Corrosion under control
It would be almost impossible to design a building without the interface between different metals - whether it is roofing materials abutting a gutter, cladding panels touching metal rails, or simply screw fixings piercing sheet cladding.
But when two different metals are connected this can cause a flow of electrons from the more reactive to the less reactive metal. In the presence of an electrolyte, such as water, the result is corrosion. The effect of such chemical interactions, referred to as 'dissimilar metals effects', can be dramatic on both the short and longterm performance and, hence, on the building overall.
With awareness, the interaction can be used positively to gain superior cladding performance. However, insufficient understanding of the likely chemical reaction of one material on another can also increase the likelihood of localised failure. Interfaces, therefore, need to be carefully considered at the initial design stage.
Avoiding contact In the selection of steel cladding it is crucial that steel is not placed in contact with less reactive metals which could cause dissimilar metals effects, and hence sacrificial corrosion of the steel.

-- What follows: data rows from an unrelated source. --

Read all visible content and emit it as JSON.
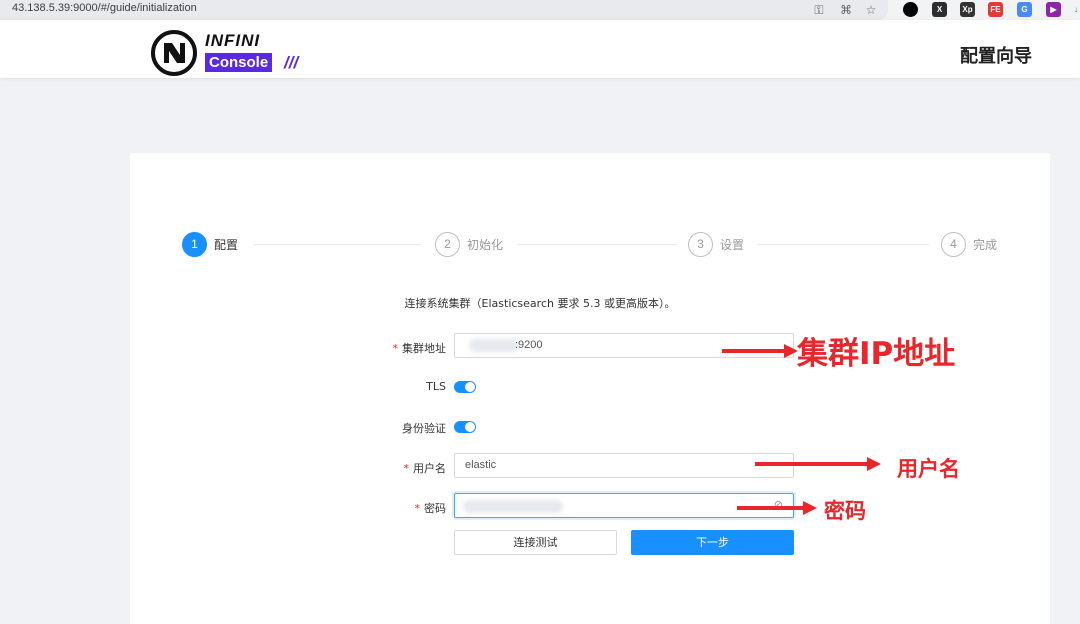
{
  "browser": {
    "url": "43.138.5.39:9000/#/guide/initialization",
    "extensions": [
      {
        "name": "record-ext",
        "text": "",
        "color": "#000000"
      },
      {
        "name": "x-ext",
        "text": "X",
        "color": "#2d2d2d"
      },
      {
        "name": "xp-ext",
        "text": "Xp",
        "color": "#333333"
      },
      {
        "name": "fe-ext",
        "text": "FE",
        "color": "#e53935"
      },
      {
        "name": "translate-ext",
        "text": "G",
        "color": "#4a8af4"
      },
      {
        "name": "play-ext",
        "text": "▶",
        "color": "#8e24aa"
      }
    ]
  },
  "header": {
    "logo_top": "INFINI",
    "logo_bottom": "Console",
    "logo_slash": "///",
    "title": "配置向导"
  },
  "steps": [
    {
      "num": "1",
      "label": "配置",
      "active": true
    },
    {
      "num": "2",
      "label": "初始化",
      "active": false
    },
    {
      "num": "3",
      "label": "设置",
      "active": false
    },
    {
      "num": "4",
      "label": "完成",
      "active": false
    }
  ],
  "form": {
    "description": "连接系统集群（Elasticsearch 要求 5.3 或更高版本）。",
    "cluster_label": "集群地址",
    "cluster_value": ":9200",
    "tls_label": "TLS",
    "tls_enabled": true,
    "auth_label": "身份验证",
    "auth_enabled": true,
    "username_label": "用户名",
    "username_value": "elastic",
    "password_label": "密码",
    "required_mark": "*",
    "test_button": "连接测试",
    "next_button": "下一步"
  },
  "annotations": {
    "cluster_ip": "集群IP地址",
    "username": "用户名",
    "password": "密码",
    "color": "#e8262b"
  }
}
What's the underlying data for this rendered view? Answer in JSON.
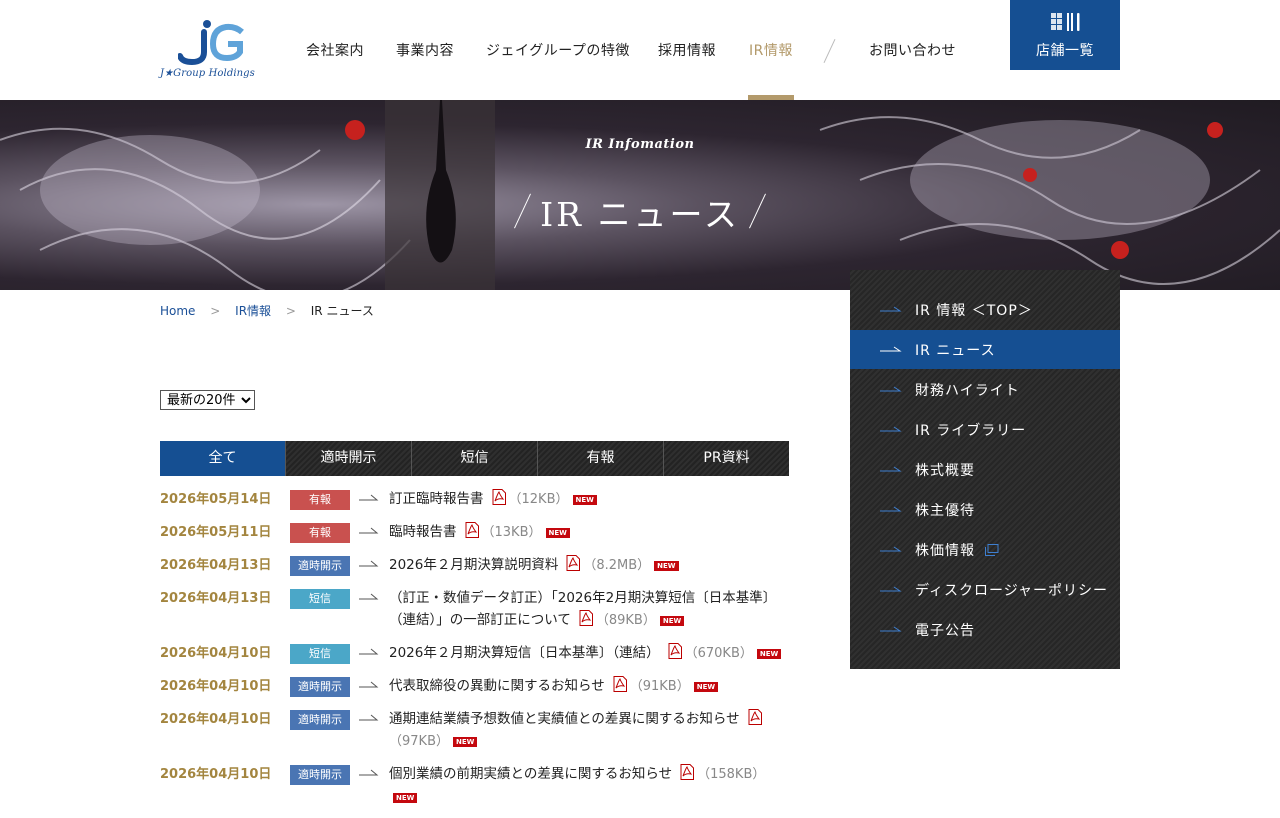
{
  "header": {
    "logo_text": "J★Group Holdings",
    "logo_mark": "JG",
    "nav": [
      "会社案内",
      "事業内容",
      "ジェイグループの特徴",
      "採用情報",
      "IR情報",
      "お問い合わせ"
    ],
    "nav_active_index": 4,
    "shop_button": {
      "label": "店舗一覧",
      "icon": "shop-list-icon"
    }
  },
  "hero": {
    "subtitle": "IR Infomation",
    "title": "IR ニュース"
  },
  "breadcrumb": [
    "Home",
    "IR情報",
    "IR ニュース"
  ],
  "breadcrumb_separator": ">",
  "count_select": {
    "selected": "最新の20件"
  },
  "filter_tabs": [
    "全て",
    "適時開示",
    "短信",
    "有報",
    "PR資料"
  ],
  "filter_active_index": 0,
  "new_badge": "NEW",
  "badge_colors": {
    "有報": "#c9514f",
    "適時開示": "#4a75b3",
    "短信": "#4ba7c8"
  },
  "news": [
    {
      "date": "2026年05月14日",
      "category": "有報",
      "title": "訂正臨時報告書",
      "size": "（12KB）",
      "is_new": true
    },
    {
      "date": "2026年05月11日",
      "category": "有報",
      "title": "臨時報告書",
      "size": "（13KB）",
      "is_new": true
    },
    {
      "date": "2026年04月13日",
      "category": "適時開示",
      "title": "2026年２月期決算説明資料",
      "size": "（8.2MB）",
      "is_new": true
    },
    {
      "date": "2026年04月13日",
      "category": "短信",
      "title": "（訂正・数値データ訂正）「2026年2月期決算短信〔日本基準〕（連結）」の一部訂正について",
      "size": "（89KB）",
      "is_new": true
    },
    {
      "date": "2026年04月10日",
      "category": "短信",
      "title": "2026年２月期決算短信〔日本基準〕（連結）",
      "size": "（670KB）",
      "is_new": true
    },
    {
      "date": "2026年04月10日",
      "category": "適時開示",
      "title": "代表取締役の異動に関するお知らせ",
      "size": "（91KB）",
      "is_new": true
    },
    {
      "date": "2026年04月10日",
      "category": "適時開示",
      "title": "通期連結業績予想数値と実績値との差異に関するお知らせ",
      "size": "（97KB）",
      "is_new": true
    },
    {
      "date": "2026年04月10日",
      "category": "適時開示",
      "title": "個別業績の前期実績との差異に関するお知らせ",
      "size": "（158KB）",
      "is_new": true
    }
  ],
  "sidebar": {
    "items": [
      "IR 情報 ＜TOP＞",
      "IR ニュース",
      "財務ハイライト",
      "IR ライブラリー",
      "株式概要",
      "株主優待",
      "株価情報",
      "ディスクロージャーポリシー",
      "電子公告"
    ],
    "active_index": 1,
    "external_index": 6
  }
}
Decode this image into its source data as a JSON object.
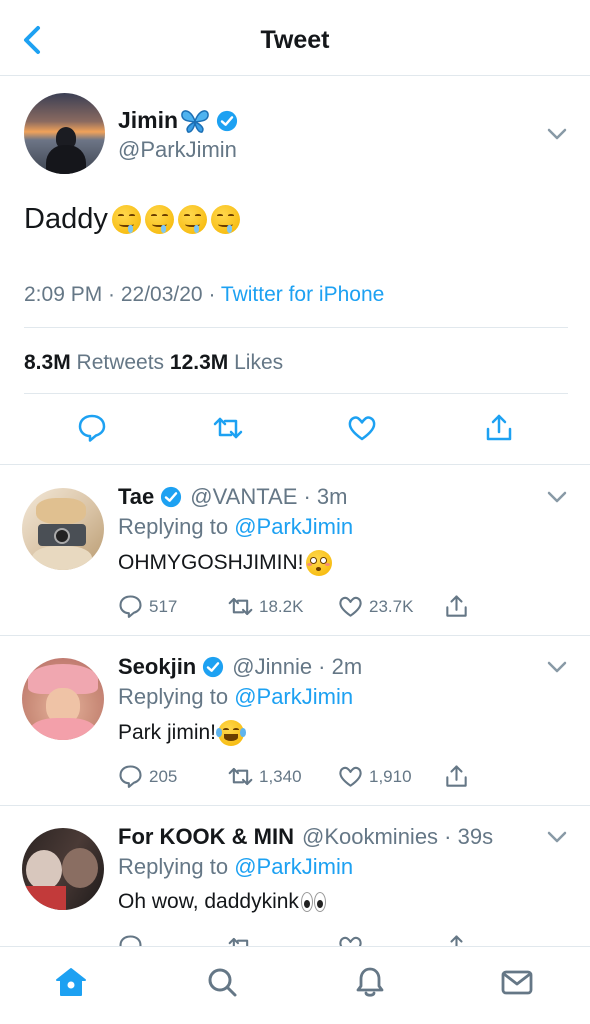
{
  "header": {
    "title": "Tweet",
    "back_icon": "chevron-left-icon"
  },
  "colors": {
    "accent": "#1da1f2",
    "text": "#14171a",
    "muted": "#657786",
    "border": "#e1e8ed"
  },
  "main_tweet": {
    "display_name": "Jimin",
    "name_emoji": "butterfly",
    "verified": true,
    "handle": "@ParkJimin",
    "text": "Daddy",
    "text_emojis": [
      "drooling-face",
      "drooling-face",
      "drooling-face",
      "drooling-face"
    ],
    "time": "2:09 PM · 22/03/20 · ",
    "source": "Twitter for iPhone",
    "retweets_count": "8.3M",
    "retweets_label": " Retweets ",
    "likes_count": "12.3M",
    "likes_label": " Likes",
    "actions": [
      "reply-icon",
      "retweet-icon",
      "like-icon",
      "share-icon"
    ]
  },
  "replies": [
    {
      "display_name": "Tae",
      "verified": true,
      "handle_time": "@VANTAE · 3m",
      "replying_prefix": "Replying to ",
      "replying_to": "@ParkJimin",
      "text": "OHMYGOSHJIMIN!",
      "emoji": "flushed-face",
      "reply_count": "517",
      "retweet_count": "18.2K",
      "like_count": "23.7K"
    },
    {
      "display_name": "Seokjin",
      "verified": true,
      "handle_time": "@Jinnie · 2m",
      "replying_prefix": "Replying to ",
      "replying_to": "@ParkJimin",
      "text": "Park jimin!",
      "emoji": "tears-of-joy-face",
      "reply_count": "205",
      "retweet_count": "1,340",
      "like_count": "1,910"
    },
    {
      "display_name": "For KOOK & MIN",
      "verified": false,
      "handle_time": "@Kookminies · 39s",
      "replying_prefix": "Replying to ",
      "replying_to": "@ParkJimin",
      "text": "Oh wow, daddykink",
      "emoji": "eyes",
      "reply_count": "",
      "retweet_count": "",
      "like_count": ""
    }
  ],
  "tabbar": {
    "tabs": [
      "home-icon",
      "search-icon",
      "notifications-icon",
      "messages-icon"
    ],
    "active": "home-icon"
  }
}
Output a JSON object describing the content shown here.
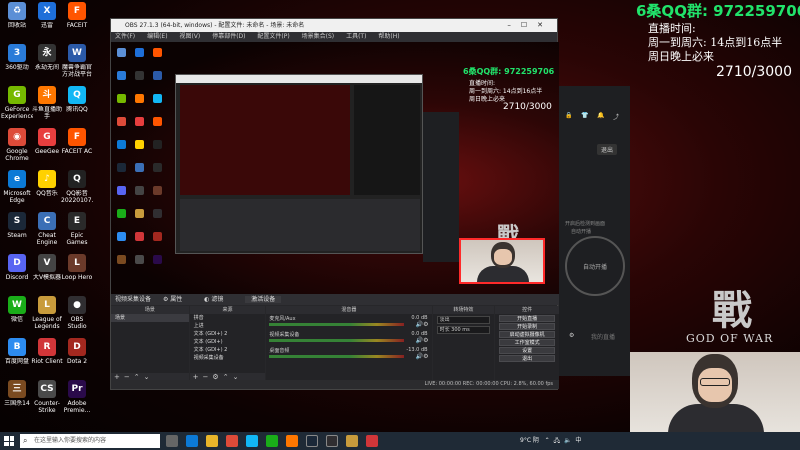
{
  "overlay": {
    "qq_group": "6桑QQ群: 972259706",
    "schedule": [
      "直播时间:",
      "周一到周六: 14点到16点半",
      "周日晚上必来"
    ],
    "counter": "2710/3000"
  },
  "desktop_icons": [
    {
      "label": "回收站",
      "icon": "recycle-bin-icon",
      "color": "#5b8fd6",
      "glyph": "♻"
    },
    {
      "label": "360驱动",
      "icon": "360-driver-icon",
      "color": "#2a7bd8",
      "glyph": "3"
    },
    {
      "label": "GeForce Experience",
      "icon": "geforce-icon",
      "color": "#76b900",
      "glyph": "G"
    },
    {
      "label": "Google Chrome",
      "icon": "chrome-icon",
      "color": "#dd4b39",
      "glyph": "◉"
    },
    {
      "label": "Microsoft Edge",
      "icon": "edge-icon",
      "color": "#0c7ad6",
      "glyph": "e"
    },
    {
      "label": "Steam",
      "icon": "steam-icon",
      "color": "#1b2838",
      "glyph": "S"
    },
    {
      "label": "Discord",
      "icon": "discord-icon",
      "color": "#5865f2",
      "glyph": "D"
    },
    {
      "label": "微信",
      "icon": "wechat-icon",
      "color": "#1aad19",
      "glyph": "W"
    },
    {
      "label": "百度网盘",
      "icon": "baidu-pan-icon",
      "color": "#2d8cf0",
      "glyph": "B"
    },
    {
      "label": "三国杀14",
      "icon": "sanguosha-icon",
      "color": "#7a4a20",
      "glyph": "三"
    },
    {
      "label": "迅雷",
      "icon": "xunlei-icon",
      "color": "#1e6fd9",
      "glyph": "X"
    },
    {
      "label": "永劫无间",
      "icon": "naraka-icon",
      "color": "#333333",
      "glyph": "永"
    },
    {
      "label": "斗鱼直播助手",
      "icon": "douyu-icon",
      "color": "#ff7700",
      "glyph": "斗"
    },
    {
      "label": "GeeGee",
      "icon": "geegee-icon",
      "color": "#e83e3e",
      "glyph": "G"
    },
    {
      "label": "QQ音乐",
      "icon": "qqmusic-icon",
      "color": "#ffd100",
      "glyph": "♪"
    },
    {
      "label": "Cheat Engine",
      "icon": "cheat-engine-icon",
      "color": "#3b6fb6",
      "glyph": "C"
    },
    {
      "label": "大V模拟器",
      "icon": "sim-icon",
      "color": "#444444",
      "glyph": "V"
    },
    {
      "label": "League of Legends",
      "icon": "lol-icon",
      "color": "#c89b3c",
      "glyph": "L"
    },
    {
      "label": "Riot Client",
      "icon": "riot-icon",
      "color": "#d13639",
      "glyph": "R"
    },
    {
      "label": "Counter-Strike Global Off...",
      "icon": "csgo-icon",
      "color": "#4a4a4a",
      "glyph": "CS"
    },
    {
      "label": "FACEIT",
      "icon": "faceit-icon",
      "color": "#ff5500",
      "glyph": "F"
    },
    {
      "label": "魔兽争霸官方对战平台",
      "icon": "warcraft-icon",
      "color": "#2b5aa8",
      "glyph": "W"
    },
    {
      "label": "腾讯QQ",
      "icon": "qq-icon",
      "color": "#12b7f5",
      "glyph": "Q"
    },
    {
      "label": "FACEIT AC",
      "icon": "faceit-ac-icon",
      "color": "#ff5500",
      "glyph": "F"
    },
    {
      "label": "QQ影音 20220107...",
      "icon": "qqplayer-icon",
      "color": "#222222",
      "glyph": "Q"
    },
    {
      "label": "Epic Games Launcher",
      "icon": "epic-icon",
      "color": "#2a2a2a",
      "glyph": "E"
    },
    {
      "label": "Loop Hero",
      "icon": "loophero-icon",
      "color": "#6b3a2a",
      "glyph": "L"
    },
    {
      "label": "OBS Studio",
      "icon": "obs-icon",
      "color": "#302e31",
      "glyph": "●"
    },
    {
      "label": "Dota 2",
      "icon": "dota-icon",
      "color": "#a3281f",
      "glyph": "D"
    },
    {
      "label": "Adobe Premie...",
      "icon": "premiere-icon",
      "color": "#2a0a4a",
      "glyph": "Pr"
    }
  ],
  "obs": {
    "title": "OBS 27.1.3 (64-bit, windows) - 配置文件: 未命名 - 场景: 未命名",
    "menu": [
      "文件(F)",
      "编辑(E)",
      "视图(V)",
      "停靠部件(D)",
      "配置文件(P)",
      "场景集合(S)",
      "工具(T)",
      "帮助(H)"
    ],
    "source_bar": [
      "视频采集设备",
      "属性",
      "滤镜",
      "激活设备"
    ],
    "docks": {
      "scenes": {
        "title": "场景",
        "items": [
          "场景"
        ]
      },
      "sources": {
        "title": "来源",
        "items": [
          "拼音",
          "上进",
          "文本 (GDI+) 2",
          "文本 (GDI+)",
          "文本 (GDI+) 2",
          "视频采集设备"
        ]
      },
      "mixer": {
        "title": "混音器",
        "rows": [
          {
            "name": "麦克风/Aux",
            "db": "0.0 dB"
          },
          {
            "name": "视频采集设备",
            "db": "0.0 dB"
          },
          {
            "name": "桌面音频",
            "db": "-13.0 dB"
          }
        ]
      },
      "transitions": {
        "title": "转场特效",
        "type": "淡出",
        "duration_label": "时长",
        "duration": "300 ms"
      },
      "controls": {
        "title": "控件",
        "buttons": [
          "开始直播",
          "开始录制",
          "启动虚拟摄像机",
          "工作室模式",
          "设置",
          "退出"
        ]
      }
    },
    "status": "LIVE: 00:00:00   REC: 00:00:00   CPU: 2.8%, 60.00 fps"
  },
  "side_app": {
    "button": "退出",
    "circle": "自动开播",
    "hint1": "开启后检测到画面",
    "hint2": "自动开播",
    "footer": "我的直播"
  },
  "art": {
    "big_char": "戰",
    "text": "GOD OF WAR"
  },
  "taskbar": {
    "search_placeholder": "在这里输入你要搜索的内容",
    "weather": "9°C 阴",
    "ime": "中",
    "time": "14:??"
  }
}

The galvanic series (shown below left) is a useful tool in this. Metals are listed in order of their reactivity, with the most active at the top. Those listed above steel will protect it, although they must be isolated from direct contact with the steel to avoid sacrificial corrosion. Measures to isolate steel must be used for those listed in the lower half of the Galvanic series.
Isolation is generally done by the insertion of plastic foils or chlorinated rubber sheet. The experience of using bituminous materials, especially when isolating copper and steel, proved to be disastrous - in terms of staining as well as the degradation of the materials.
The Galvanic series is particularly relevant in the selection of appropriate fasteners. It is important to note that, as water is an electrolyte, metals do not necessarily have to be in direct contact with each other for dissimilar metals effects to occur, as the connection between metals can be made by the presence of linking moisture.
Negative answers Just as there are negative effects of electrolytic action between metals, the chemistry can also be made to work to advantage. An example where this interaction between metals is beneficial is where zinc is used to provide a sacrificial protection to steel, commonly known as galvanising. In this process, the zinc coating interacts with iron or steel because zinc is more electronegative (more reactive) than the host material and the zinc slowly sacrifices itself by galvanic action.
Galvanising has had many applications, from the protection of oil-rig structures and ships in aggressive marine environments, to the coating of steel strip with zinc to provide a corrosion-resistant substrate for organic coated cladding. This technique has been used by steel cladding manufacturers to provide protection to steel substrates at the cut edges and in areas where the coating may have been damaged.
While the protective layer applied to organic coated steel is often done for aesthetic reasons, it also acts as a barrier against the agents that cause corrosion - water, oxygen, salts and pollutants. Paint, for example, can be used to prevent ungalvanised steel from corrosion and is typically used on things from garden furniture to external railings to the Forth Bridge.
However, being vulnerable to damage, long-term performance is compromised, with exposed areas suffering aggressive localised corrosion.
To see the benefit of galvanising, just compare the resistance to rust in cars built more than 10 years ago - when paint was the only level of protection - to that of cars built after galvanising became common practice. Benefits are even more enhanced by using a galvanised substrate for coated steel cladding, which provides an additional barrier to corrosion agents along with sacrificial corrosion protection.
The effect of using a galvanised substrate for painted or other coated steel cladding is synergistic, in that the life of the whole system is greater than the combined life expectancy of the zinc-coated steel and painted mild steel. As the corrosion rate of zinc in the UK climate is only one-tenth to one-thirtieth the rate of steel, zinc on a galvanised steel substrate will corrode at a slower pace - in preference to the steel - through sacrificial action.
However, as zinc corrodes it leaves a gap between the substrate and coating around the exposed area. Referred to as 'under-cutting', this tends to allow water between the coating and substrate, forcing the two to separate and requiring aesthetically unappealing repairs to prevent significant detriment to cladding performance.
Under-cutting can, however, be prevented by the addition of aluminium to the zinc coating on the substrate. Under controlled manufacturing conditions, it is possible for a layer of aluminum oxide to form on the surface of the exposed area which acts as a barrier and prevents further oxidation by corrosion agents, such as air and water. This provides not only sacrificial corrosion protection though zinc, but also three levels of barrier protection from the paint, the layer of aluminium oxide and the layer of zinc.
Essentially then, metal on metal can work to advantage or disadvantage. The specifier must understand the principles of electrolytic action and prejudicial dissimilar metals to be in a better position to decide how to bring metals together, while possibly leaving them in isolation.
Dr Graeme Peacock works for the Product Development Team at Corus Colors. Contact 01244 892434